GC: Absolutely.

We wouldn’t be anywhere without our model homes. You can show a prospective buyer the floor plans, but they need to see the house, touch the counters, experience it.

LD & Co: Do you think it’s necessary to have a professional interior design/merchandising firm involved?

GC: Without a doubt! We would see people walk into the models you’ve done for us and immediately think, “I want to live here!” Truly, you introduced us to the people who would live in the house. We think of the homeowners living there in a functional way, you brought the emotion. And as we all know, emotions are what sell.

I am not exaggerating when I say the model homes that have been professionally designed and merchandised are the keys to our success.

Photo by: Alon Koppel Photography

LD & Co: How does working with an interior designer/merchandiser make your job easier? (Or harder?)

GC: It’s so fun working with you all. You understand our style and the community we are trying to build here. You know you’re not just staging a house for sale but helping us develop a community.

Having a model home that is merchandised by a professional firm like Lita Dirks & Co is what makes the sale.

Photo by: Alon Koppel Photography

 

GC: There’s no doubt the model home is a significant investment, and you must do it right. There are no second chances with a model. Thankfully LD & Co understood what we were trying to do at Red Hook from the get-go and it was a huge success.

LD & Co: There’s definitely a synergy between construction, builder, and designer. Well, there should be, in an ideal world.

GC: Exactly.

LD & Co: What would you say is the best part of your job?

GC: I love watching the process. From digging that first shovel of dirt to watching new owners move into their home. Moving into a new home is a major life milestone. It’s incredibly fulfilling to be a part of that process. It’s so tangible.

I think about when I first saw this area, it was just a field. And now, it’s a community. Kids are running around, people are riding their bikes, walking their dogs, forming life-long friendships.

LD & Co: I can imagine it’s incredibly rewarding. Ok, last question, what is the best advice you’ve ever received? Or any parting words of wisdom?

GC: Wow, that’s a good one. This is going to sound corny but it’s so true: do a quality job and be proud of it.

I have worked with Joe for so long and both he and Joe Bonura, both Joes, they always do the right thing. Neither of them is the kind of developer that puts up a house, or houses in this case, and runs away. We are proud of what we are accomplishing. It’s not about money or speed. It’s about creating something timeless; creating community.

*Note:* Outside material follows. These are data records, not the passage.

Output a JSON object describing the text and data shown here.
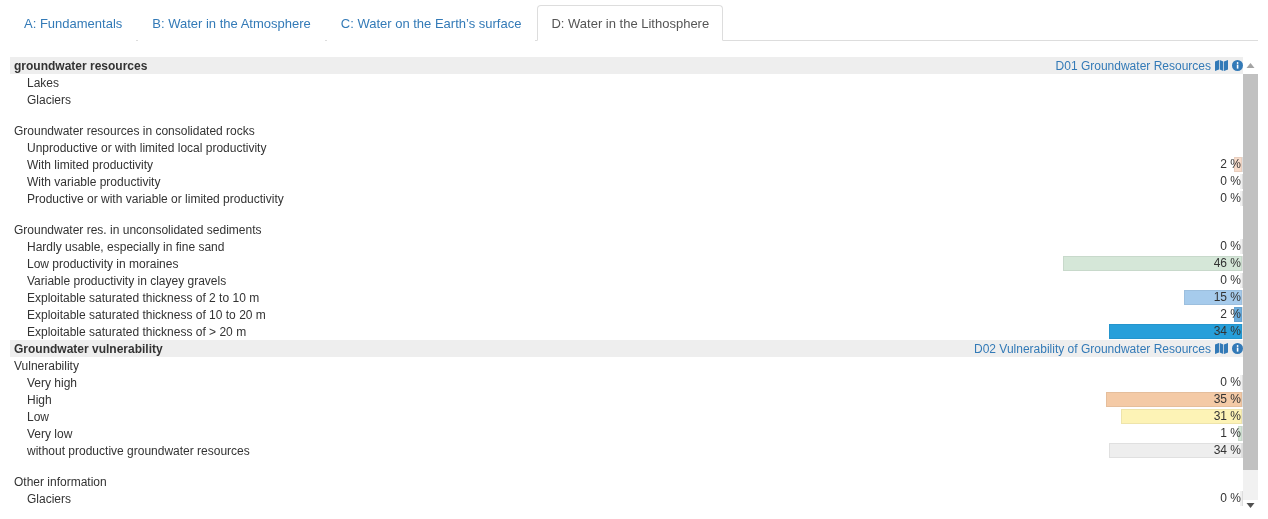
{
  "tabs": [
    {
      "label": "A: Fundamentals",
      "selected": false
    },
    {
      "label": "B: Water in the Atmosphere",
      "selected": false
    },
    {
      "label": "C: Water on the Earth’s surface",
      "selected": false
    },
    {
      "label": "D: Water in the Lithosphere",
      "selected": true
    }
  ],
  "sections": [
    {
      "title": "groundwater resources",
      "link": "D01 Groundwater Resources",
      "groups": [
        {
          "items": [
            {
              "label": "Lakes"
            },
            {
              "label": "Glaciers"
            }
          ]
        },
        {
          "label": "Groundwater resources in consolidated rocks",
          "items": [
            {
              "label": "Unproductive or with limited local productivity"
            },
            {
              "label": "With limited productivity",
              "value": "2 %",
              "level": 0.02,
              "color": "#f8dccb"
            },
            {
              "label": "With variable productivity",
              "value": "0 %",
              "level": 0
            },
            {
              "label": "Productive or with variable or limited productivity",
              "value": "0 %",
              "level": 0
            }
          ]
        },
        {
          "label": "Groundwater res. in unconsolidated sediments",
          "items": [
            {
              "label": "Hardly usable, especially in fine sand",
              "value": "0 %",
              "level": 0
            },
            {
              "label": "Low productivity in moraines",
              "value": "46 %",
              "level": 0.46,
              "color": "#d5e7d8"
            },
            {
              "label": "Variable productivity in clayey gravels",
              "value": "0 %",
              "level": 0
            },
            {
              "label": "Exploitable saturated thickness of 2 to 10 m",
              "value": "15 %",
              "level": 0.15,
              "color": "#a6cbec"
            },
            {
              "label": "Exploitable saturated thickness of 10 to 20 m",
              "value": "2 %",
              "level": 0.02,
              "color": "#6badde"
            },
            {
              "label": "Exploitable saturated thickness of > 20 m",
              "value": "34 %",
              "level": 0.34,
              "color": "#279fda"
            }
          ]
        }
      ]
    },
    {
      "title": "Groundwater vulnerability",
      "link": "D02 Vulnerability of Groundwater Resources",
      "groups": [
        {
          "label": "Vulnerability",
          "items": [
            {
              "label": "Very high",
              "value": "0 %",
              "level": 0
            },
            {
              "label": "High",
              "value": "35 %",
              "level": 0.35,
              "color": "#f4caa6"
            },
            {
              "label": "Low",
              "value": "31 %",
              "level": 0.31,
              "color": "#fdf3b6"
            },
            {
              "label": "Very low",
              "value": "1 %",
              "level": 0.01,
              "color": "#d5e7d8"
            },
            {
              "label": "without productive groundwater resources",
              "value": "34 %",
              "level": 0.34,
              "color": "#eeeeee"
            }
          ]
        },
        {
          "label": "Other information",
          "items": [
            {
              "label": "Glaciers",
              "value": "0 %",
              "level": 0
            }
          ]
        }
      ]
    }
  ]
}
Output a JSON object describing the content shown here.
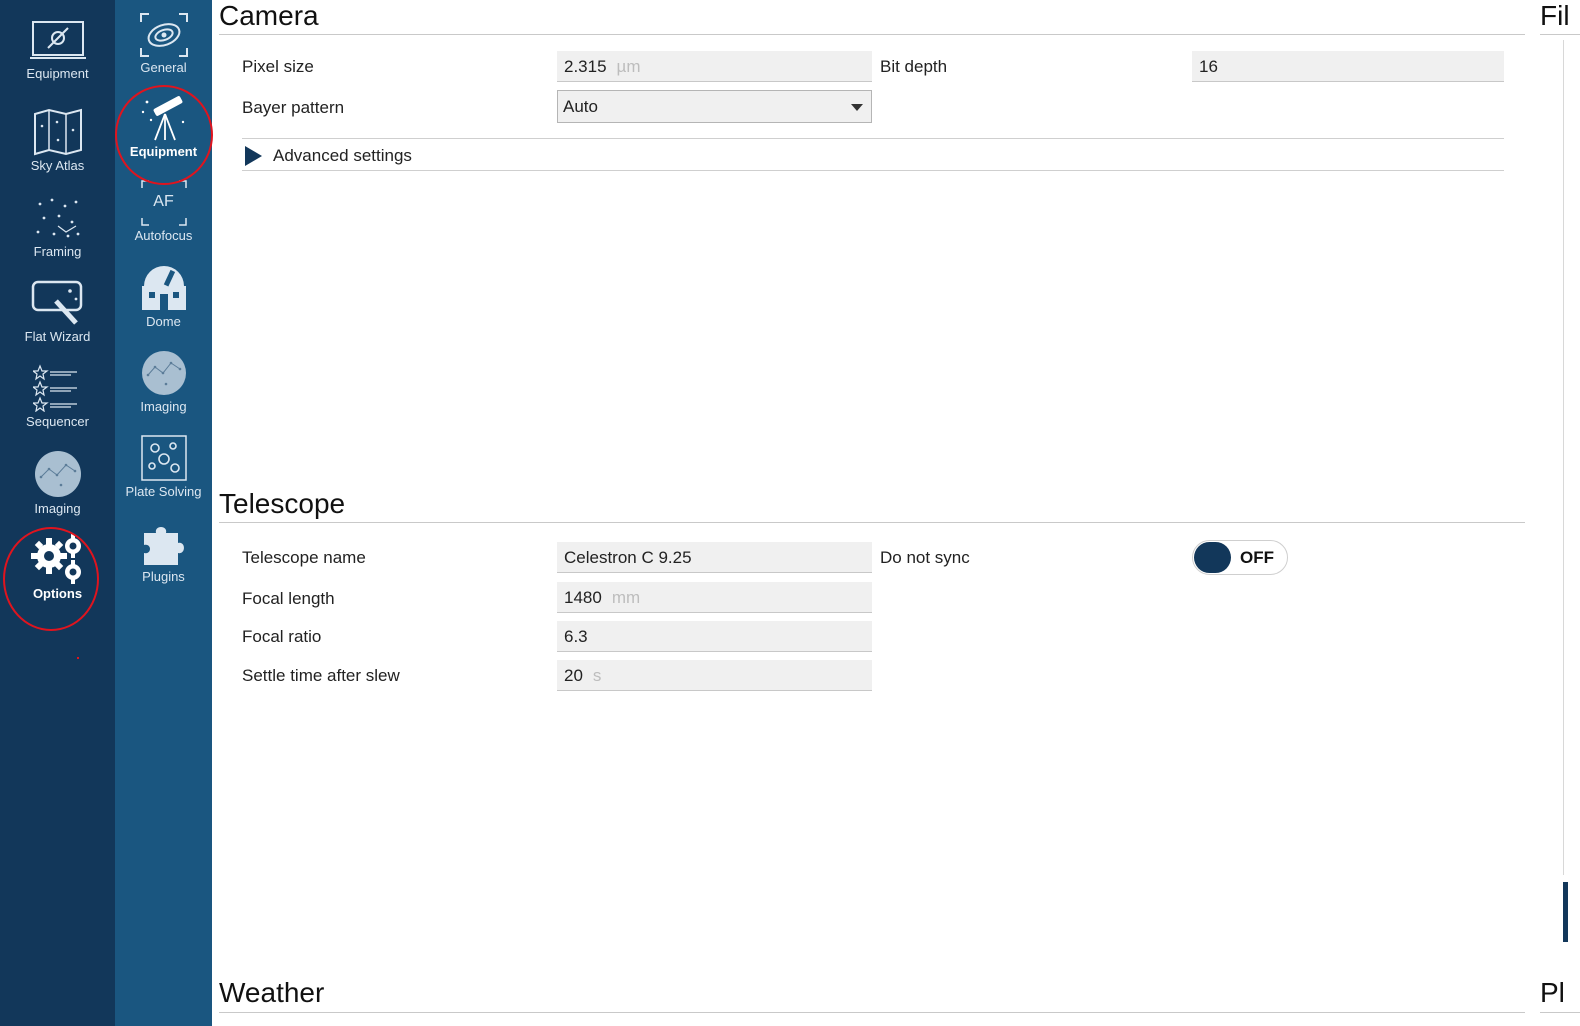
{
  "nav_primary": {
    "items": [
      {
        "label": "Equipment",
        "icon": "equipment-icon"
      },
      {
        "label": "Sky Atlas",
        "icon": "sky-atlas-icon"
      },
      {
        "label": "Framing",
        "icon": "framing-icon"
      },
      {
        "label": "Flat Wizard",
        "icon": "flat-wizard-icon"
      },
      {
        "label": "Sequencer",
        "icon": "sequencer-icon"
      },
      {
        "label": "Imaging",
        "icon": "imaging-icon"
      },
      {
        "label": "Options",
        "icon": "gears-icon",
        "active": true
      }
    ]
  },
  "nav_secondary": {
    "items": [
      {
        "label": "General",
        "icon": "general-icon"
      },
      {
        "label": "Equipment",
        "icon": "telescope-icon",
        "active": true
      },
      {
        "label": "Autofocus",
        "icon": "autofocus-icon",
        "icon_text": "AF"
      },
      {
        "label": "Dome",
        "icon": "dome-icon"
      },
      {
        "label": "Imaging",
        "icon": "imaging-icon"
      },
      {
        "label": "Plate Solving",
        "icon": "plate-solving-icon"
      },
      {
        "label": "Plugins",
        "icon": "puzzle-icon"
      }
    ]
  },
  "camera": {
    "title": "Camera",
    "pixel_size": {
      "label": "Pixel size",
      "value": "2.315",
      "unit": "µm"
    },
    "bit_depth": {
      "label": "Bit depth",
      "value": "16"
    },
    "bayer_pattern": {
      "label": "Bayer pattern",
      "value": "Auto"
    },
    "advanced_label": "Advanced settings"
  },
  "telescope": {
    "title": "Telescope",
    "name": {
      "label": "Telescope name",
      "value": "Celestron C 9.25"
    },
    "do_not_sync": {
      "label": "Do not sync",
      "state": "OFF"
    },
    "focal_length": {
      "label": "Focal length",
      "value": "1480",
      "unit": "mm"
    },
    "focal_ratio": {
      "label": "Focal ratio",
      "value": "6.3"
    },
    "settle_time": {
      "label": "Settle time after slew",
      "value": "20",
      "unit": "s"
    }
  },
  "weather": {
    "title": "Weather"
  },
  "right_panel": {
    "top_title": "Fil",
    "bottom_title": "Pl"
  },
  "colors": {
    "nav_primary_bg": "#12375a",
    "nav_secondary_bg": "#1a5680",
    "accent": "#12375a",
    "annotation": "#e0141e"
  }
}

LD & Co: Love it. Thank you so much Gordon. It was a pleasure talking with you and I look forward to many more years of quality collaboration.

 

To learn more about the Tradition at Red Hook community and the model homes that Gordon spoke of please visit their website.